3. Give yourself the right to play
Sometimes that inner voice is simply trying to give us a bit of discomfort because she wants us to get a powerful message: Change something! Do it in a different way! Have fun in what you are doing!
So, stop. Tune into your feeling and express it by using a tool or a medium or a way/style you have not used recently or ever. Activate your creativity by thinking differently. Don’t ever worry about the final result. Too often we think about the result of our performance, the outcome of what we are doing. Don’t even care for one second about it when you feel low and without motivation. It’s not the result that counts here. It’s the process. Loose yourself. Follow that grumpy mood, that laziness or dark feeling and give it a shape, a colour, a word, a symbol, a sound. Let it go. Recreate a sacred kindergarten moment for yourself. Give yourself the right to play.
4. Create rituals
Too often we hear about the importance of having habits. Personally I’m not a big fan of the concept of “habit”, “routine”. I’ve always hated the idea of repetition and I’ve always made sure no one day in my life would be the same as the previous. I’ve always challenged myself to choose alternative and unknown paths day by day.
It’s true that some of us creatives associate habit or routine to a sort of auto-pilot taking us into something non creative, soulless and repetitive. A sort of cage that doesn’t allow any spontaneity. Something that undermines our identity, that objectifies human beings rather than emphasising our uniqueness. In practice, in the context of habits, we envisage ourselves like the workers far below the surface of the earth shown in Fritz Lang’s Metropolis.
If you are like me, rather than habits I would suggest to create rituals. Rituals are an intimate dialogue between us and our inner self. In fact, whereas habit is a tendency or a practice that you do automatically without even being aware of (your brain can be somewhere else in the meantime) a ritual requires your awareness. A ritual has a sacrality element in it that prepares your inner self to do something, makes you feel ready, fosters the prosperity of the action you are going to take.

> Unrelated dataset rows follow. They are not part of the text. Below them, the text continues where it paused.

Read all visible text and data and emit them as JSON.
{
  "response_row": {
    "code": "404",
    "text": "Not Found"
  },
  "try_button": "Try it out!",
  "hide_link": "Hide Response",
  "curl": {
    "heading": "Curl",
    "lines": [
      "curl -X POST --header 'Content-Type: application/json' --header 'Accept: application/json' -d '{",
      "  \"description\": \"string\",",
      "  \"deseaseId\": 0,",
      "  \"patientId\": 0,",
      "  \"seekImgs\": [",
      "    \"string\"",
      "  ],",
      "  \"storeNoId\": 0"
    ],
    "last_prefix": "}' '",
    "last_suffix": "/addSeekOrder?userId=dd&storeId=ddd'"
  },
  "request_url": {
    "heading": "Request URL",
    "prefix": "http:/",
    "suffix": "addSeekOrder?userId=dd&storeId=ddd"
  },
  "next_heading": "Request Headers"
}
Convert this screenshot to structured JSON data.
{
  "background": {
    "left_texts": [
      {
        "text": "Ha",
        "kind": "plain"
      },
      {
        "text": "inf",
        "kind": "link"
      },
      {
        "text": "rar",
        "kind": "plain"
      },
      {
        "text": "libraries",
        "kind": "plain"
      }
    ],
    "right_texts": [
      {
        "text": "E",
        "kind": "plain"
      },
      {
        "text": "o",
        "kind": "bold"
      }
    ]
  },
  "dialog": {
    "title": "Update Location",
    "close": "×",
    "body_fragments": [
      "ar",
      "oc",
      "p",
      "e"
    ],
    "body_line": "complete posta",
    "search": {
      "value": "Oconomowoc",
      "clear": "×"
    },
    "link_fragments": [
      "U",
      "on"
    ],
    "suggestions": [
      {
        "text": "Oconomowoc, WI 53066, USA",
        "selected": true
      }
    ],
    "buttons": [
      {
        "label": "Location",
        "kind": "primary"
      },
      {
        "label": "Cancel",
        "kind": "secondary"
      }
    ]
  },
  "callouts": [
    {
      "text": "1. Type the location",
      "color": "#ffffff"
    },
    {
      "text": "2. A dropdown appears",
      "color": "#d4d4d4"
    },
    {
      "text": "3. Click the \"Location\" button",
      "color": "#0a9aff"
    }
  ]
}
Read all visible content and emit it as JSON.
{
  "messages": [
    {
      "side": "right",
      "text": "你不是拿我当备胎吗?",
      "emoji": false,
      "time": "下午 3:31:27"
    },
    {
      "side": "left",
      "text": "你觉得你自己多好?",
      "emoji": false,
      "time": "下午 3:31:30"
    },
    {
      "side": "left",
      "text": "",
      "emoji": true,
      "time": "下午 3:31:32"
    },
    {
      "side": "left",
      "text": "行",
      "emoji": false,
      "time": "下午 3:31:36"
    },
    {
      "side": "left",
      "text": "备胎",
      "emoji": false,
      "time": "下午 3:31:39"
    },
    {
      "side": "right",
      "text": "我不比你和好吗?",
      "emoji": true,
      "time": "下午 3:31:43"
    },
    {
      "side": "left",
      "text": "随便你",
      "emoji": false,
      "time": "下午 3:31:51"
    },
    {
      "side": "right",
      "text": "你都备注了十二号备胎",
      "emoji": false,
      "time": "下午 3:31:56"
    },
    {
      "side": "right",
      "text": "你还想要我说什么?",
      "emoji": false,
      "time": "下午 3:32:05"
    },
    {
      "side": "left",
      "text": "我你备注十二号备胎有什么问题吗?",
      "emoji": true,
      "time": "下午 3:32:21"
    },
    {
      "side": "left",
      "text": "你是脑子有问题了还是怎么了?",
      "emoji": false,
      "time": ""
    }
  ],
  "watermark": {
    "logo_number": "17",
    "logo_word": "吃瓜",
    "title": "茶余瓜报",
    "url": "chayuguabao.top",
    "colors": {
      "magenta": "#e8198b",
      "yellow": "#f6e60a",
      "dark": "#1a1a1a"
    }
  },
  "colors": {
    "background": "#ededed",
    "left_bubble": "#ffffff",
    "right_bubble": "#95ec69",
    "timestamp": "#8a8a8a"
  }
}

Needless to say that when you do something mindfully, you immediately feel the beneficial effect on your wellbeing. You go from negative to positive thinking and even though you perhaps still feel down, in a way you become aware that is just a phase, a temporary phase.
Some of my favourite rituals:
Write all the negative thoughts and blue feelings on a piece of paper, then burn it. Smell the smoke. Look and touch the ashes. Those feelings have gone.
Prepare my favourite mixed hot cup of coffee, coffee barley and cocoa powder in my cherished handmade and hand-painted Andalusian mug and sip it while sitting on the stairs that lead me to my studio before starting any creative action.
Have an intense chat with my cherry tree (see above) :)
Read some pages of my favourites artists’ autobiography or novel.
These are all sacred little actions that help me to get into my creative zone, they open the doors to get into my time of creativity.
5. Step away from social media
Although I should have started from this point, I decided to put it as last bit of my post because I want to believe that “the-avoid-looking-at-other-people’s-profiles” has become the obvious rule number 1 to defeat demotivation by now.
I’ll never stop saying that in 95% of the cases our lack of motivation comes from comparing ourselves to others, and by judging them ‘successful’ just from what we see on Facebook, Instagram, YouTube, etc etc. What we see is not real. Period.
We don’t know the reality behind. You are not them. You are you. Be proud of yourself. Be grateful to yourself. Refocus on you, refocus on your own dreams. Refocus on your creative time away from any digital device.
I like to end and summarise this post with the words of Sol LeWitt to Eva Hesse sent in a letter he wrote on April 14, 1965.
So, switch everything off now, go play and feel alive!